Trail description: 1.5 mile loop that passes 5 or 6 vernal pools, so visiting in Spring is a must. Also has a nice view (with a bench) of the Winnetuxet river, about halfway along the trail. I gasped when I saw the view, it's really nice seeing this open vista after being in the closed canopy of the forest, and it seemingly comes out of nowhere. The path crosses over some meandering small streams which are also really pretty and add variety to the trail.

After stopping at 4 or so vernal pools looking closely for herps I was ready to accept that the beautiful trail itself would just be the highlight and that I wouldn't see the Endangered spotted turtle which the sign board at the head of the trail mentioned to look out for. Then at the 5th pool I saw something on a log about 15 m into the large pool. I got my binocs and voila, three spotted turtles were there! I wasn't prepared for their striking orange necks and bright spots on the backs of the shells. I felt that sense of awe that reminds me why I love naturalising, that thrill when you see an exciting species you've been searching for or a threatened species you weren't. Or some new unexpected organism that just looks so cool you can't help but feel like excited. It was a magical moment that it inspired me to start writing some short notes on my iNat journal for walks I do, so that's what this is.

As soon as I moved to try get to a better angle for photographing (lots of hanging vines and thicket making it hard to focus my basic camera) the turtles disappeared into the water, showing how shy they were and making the observation all the more special.

There were also lots of small trees/ tall shrubs of Vaccinium, with light green leaves and ericoid white flowers. Vaccinium is an important genus in New England, as it includes the blueberries and cranberries we eat. It's also cool seeing another genus of the Ericaceae, which has experienced wild speciation in Southern Africa in the Erica genus (>600 spp.) - these are the Ericas I am most familiar with. Seeing its cousins here in a different climate zone and over a great distance, yet still having very similar flower morphology, is cool and gets me thinking about its biogeographic history.

Fav observations: Animal: spotted turtle (Clemmys guttata). https://www.inaturalist.org/observations/155354274
Plant: this unidentified Vaccinum (blueberry) that has got me trying to learn more about traits differentiating species of this genus. https://www.inaturalist.org/observations/155349949

Other notes: my first time observing Ilex glabra (gallberry). Various mayfly adult exoskeletons attached to leaves of various tree spp.

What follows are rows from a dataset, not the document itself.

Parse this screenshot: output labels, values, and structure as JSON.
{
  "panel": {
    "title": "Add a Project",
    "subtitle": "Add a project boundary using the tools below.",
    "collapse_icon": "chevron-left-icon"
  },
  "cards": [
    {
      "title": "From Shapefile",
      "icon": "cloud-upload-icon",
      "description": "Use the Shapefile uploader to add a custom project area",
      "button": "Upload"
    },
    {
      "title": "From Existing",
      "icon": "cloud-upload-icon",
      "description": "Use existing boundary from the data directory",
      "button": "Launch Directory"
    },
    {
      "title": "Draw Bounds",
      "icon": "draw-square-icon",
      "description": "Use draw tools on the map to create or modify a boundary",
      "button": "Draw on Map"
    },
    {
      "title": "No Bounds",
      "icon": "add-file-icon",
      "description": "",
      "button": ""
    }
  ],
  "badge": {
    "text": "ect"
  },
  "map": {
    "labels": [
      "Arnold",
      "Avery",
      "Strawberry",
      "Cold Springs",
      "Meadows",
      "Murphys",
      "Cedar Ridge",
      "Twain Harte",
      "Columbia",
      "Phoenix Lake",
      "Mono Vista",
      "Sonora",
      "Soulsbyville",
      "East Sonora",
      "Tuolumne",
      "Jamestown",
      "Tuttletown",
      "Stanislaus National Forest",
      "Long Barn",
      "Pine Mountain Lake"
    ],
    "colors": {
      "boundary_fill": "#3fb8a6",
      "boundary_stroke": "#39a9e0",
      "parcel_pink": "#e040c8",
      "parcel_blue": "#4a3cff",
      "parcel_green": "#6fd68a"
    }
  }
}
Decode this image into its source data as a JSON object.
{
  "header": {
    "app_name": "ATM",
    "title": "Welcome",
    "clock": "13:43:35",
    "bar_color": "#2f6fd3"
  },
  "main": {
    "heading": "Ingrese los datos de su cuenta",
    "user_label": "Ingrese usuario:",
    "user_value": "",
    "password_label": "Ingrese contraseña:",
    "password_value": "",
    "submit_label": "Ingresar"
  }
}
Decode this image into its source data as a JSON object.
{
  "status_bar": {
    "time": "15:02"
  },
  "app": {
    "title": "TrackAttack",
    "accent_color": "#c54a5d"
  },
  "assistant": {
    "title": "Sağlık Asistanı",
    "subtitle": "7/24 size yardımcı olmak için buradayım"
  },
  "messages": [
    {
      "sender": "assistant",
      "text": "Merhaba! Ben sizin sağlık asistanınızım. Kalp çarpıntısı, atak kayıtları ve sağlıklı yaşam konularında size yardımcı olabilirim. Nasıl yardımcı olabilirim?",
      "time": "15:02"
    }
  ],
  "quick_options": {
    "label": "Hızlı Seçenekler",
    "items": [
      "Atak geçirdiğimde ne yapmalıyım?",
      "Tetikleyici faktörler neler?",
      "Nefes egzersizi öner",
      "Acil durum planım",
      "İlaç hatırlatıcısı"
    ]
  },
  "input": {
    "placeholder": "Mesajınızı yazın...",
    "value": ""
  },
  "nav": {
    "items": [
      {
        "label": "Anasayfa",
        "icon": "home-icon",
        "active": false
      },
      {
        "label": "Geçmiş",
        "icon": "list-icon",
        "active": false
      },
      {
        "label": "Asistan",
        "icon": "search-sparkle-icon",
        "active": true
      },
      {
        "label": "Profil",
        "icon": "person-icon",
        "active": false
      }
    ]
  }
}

Anemonoides quinquefolia (wood anemone) only spring wildflower blooming at multiple points along trail. Lots of flat clubmoss (Dendrolycopodium obscurum). Heard a hairy woodpecker call. Trail was relatively quiet - only encountered 2 or 3 other groups/couples walking.

Overall, 8/10 trail. Wish I'd had more time to explore the other paths leading off the main one. But a great way to see vernal pools and typical SE MA forest species. Not many wildflowers yet other than wood anemone.

Read more about the Striar conservancy: https://wildlandstrust.org/striar-conservancy

Publicado el 24 de abril de 2023 15:31 por tim_kirsten tim_kirsten | 9 observaciones | 0 comentarios | Deja un comentario